Main Article Content

Sonja von Aulock
[show affiliations]


Dear readers,

Every text one reads at the moment starts with a reference to the coronavirus, and this editorial can be no exception. The editorial staff of ALTEX has been teleworking for many years, so our productivity currently is not affected. We are pleased to be receiving many new manuscripts – it seems that some scientists are using their time out of the lab to put results to paper. However, we expect the closure of many laboratories to delay or even set back the completion of projects, which will in turn impact future publications. After the cancellation of large scientific conferences like SOT and ESTIV, and also many smaller events, we will need to wait and see how the much anticipated WC11 will be affected. For now, we hope this thick issue of ALTEX will keep you busy and might entice you to read some articles that you would not have found time for otherwise.

The success of all our work towards reducing, refining and replacing animal experiments can be measured by the numbers of animals used in experiments every year. But do the naked numbers tell the whole story? In their Food for Thought … contribution, Francois Busquet and colleagues examine the recently published statistics on animal use in the European Union during 2015 to 2017, highlighting successes and calling attention to disappointments.

Kapil Khadka et al. present an approach that uses our knowledge on disease mechanisms distilled into adverse outcome pathways (AOPs), which describe the molecular initiating and key events leading to adverse outcomes, to select high throughput in vitro tests that in combination can best predict which drug candidates may cause liver injury. This strategy may be adapted for selecting tests that predict other adverse effects. A related computational approach is described by Qier Wu et al., who predict which signaling pathways are affected by persistent organic pollutants by analyzing data on protein-substance interactions and integrating the resulting database with pathways, disease annotations, and AOPs. Such predictions could point out potential toxicity mechanisms of a substance to be confirmed in respective targeted laboratory tests.

Humane endpoints in animal experiments are criteria that indicate that an animal is moribund and should be humanely killed to reduce its suffering. Using historical data on a mouse model of cholestasis, Xianbin Zhang and colleagues sought criteria that could reliably bring this prediction forward to an earlier time point and so reduce animal suffering. They found that weight loss of 10-20% combined with 80% reduced burrowing activity reliably predicts death of mice within 1-2 days.

Organ-on-chip technology has gained much interest and raised high expectations. In their opinion article, Minne Heringa and colleagues identify which organs are already sufficiently developed for regulators to become involved in guiding their progress towards regulatory acceptance for repeated dose toxicity evaluation and make technical and strategic recommendations to address the challenges ahead. In a review article, Manuela Cassotta et al. argue that animal experiments and simple in vitro experiments poorly model rheumatoid arthritis and call for the field to adopt new technologies in its continued search to improve the treatment of this debilitating disease.   
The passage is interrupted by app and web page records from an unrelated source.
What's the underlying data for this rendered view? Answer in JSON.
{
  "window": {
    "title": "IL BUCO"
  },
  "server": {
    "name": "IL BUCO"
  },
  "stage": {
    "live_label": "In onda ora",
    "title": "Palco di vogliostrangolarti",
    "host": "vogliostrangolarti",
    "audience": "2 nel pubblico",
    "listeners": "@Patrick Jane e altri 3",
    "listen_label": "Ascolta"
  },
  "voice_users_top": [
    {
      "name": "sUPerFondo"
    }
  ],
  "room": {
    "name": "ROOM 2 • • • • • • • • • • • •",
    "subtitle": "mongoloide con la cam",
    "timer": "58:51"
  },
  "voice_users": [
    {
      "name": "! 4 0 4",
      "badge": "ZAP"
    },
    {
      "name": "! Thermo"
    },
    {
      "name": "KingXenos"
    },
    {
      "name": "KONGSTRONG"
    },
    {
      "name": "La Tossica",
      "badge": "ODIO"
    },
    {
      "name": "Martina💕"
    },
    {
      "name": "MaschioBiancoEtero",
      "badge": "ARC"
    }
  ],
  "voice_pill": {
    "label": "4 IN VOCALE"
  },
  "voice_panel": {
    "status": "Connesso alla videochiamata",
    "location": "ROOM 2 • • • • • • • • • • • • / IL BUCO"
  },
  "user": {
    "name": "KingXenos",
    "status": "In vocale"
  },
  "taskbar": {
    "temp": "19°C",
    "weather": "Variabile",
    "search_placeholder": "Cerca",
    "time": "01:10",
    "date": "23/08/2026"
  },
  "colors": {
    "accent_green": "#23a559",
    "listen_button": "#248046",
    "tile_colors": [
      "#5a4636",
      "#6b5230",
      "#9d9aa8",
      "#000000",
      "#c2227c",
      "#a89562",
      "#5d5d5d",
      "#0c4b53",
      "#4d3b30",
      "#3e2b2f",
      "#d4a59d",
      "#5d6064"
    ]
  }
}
As the number of organs available for donation is limited, medical doctors are seeking to transplant organs from donors after cardiac death. Daniele Dondossola and colleagues have developed criteria to assess the vitality of such organs using pig livers from the abattoir instead of designated experimental animals.     

Chronic oxidative stress appears to be an initiator of glaucoma development. Sergio Saccà et al. challenged a 3D dynamically perfused trabecular meshwork model repeatedly with peroxide over the course of a week to model the early stages of glaucoma. They show that the dynamic perfusion allows the cells to adapt to the repeated stress as would the cells in the human eye, and they now hope to learn more about the molecular changes this causes. The 3D reconstructed dynamically perfused intestinal epithelium developed by Alessandra Marrella and colleagues can be used to investigate intestinal uptake of substances via the paracellular or intercellular absorption pathways as evidenced by the uptake of two non-metabolized sugars. Changes in uptake under pathological conditions and tissue recovery also can be modeled. 

Making cell experiments more physiological, e.g., by adding other cells or culturing them in 3D, also makes them more complex. Julia Metz et al. find that a simple cytotoxicity test can predict the safety of excipients, i.e., bulking agents, for oral inhalation.

The BenchMarks article by Karreman et al. features a free tool to analyze intracellular calcium fluxes, and a letter by Katharina Hohlbaum et al. reports on a free 3Rs webinar series developed by the Berlin-Brandenburg research platform BB3R. Seven meeting reports and the Corners bring you up to date with recent activities in the field.

The ALTEX team wishes all its readers and supporters good health and hopes you will soon all be able to continue your valuable work for the 3Rs.

Sonja von Aulock and the ALTEX Edition Editorial Office

Article Details

How to Cite
von Aulock, S. (2020) “Editorial”, ALTEX - Alternatives to animal experimentation, 37(2), p. U2. Available at: https://altex.org/index.php/altex/article/view/1757 (Accessed: 21 July 2024).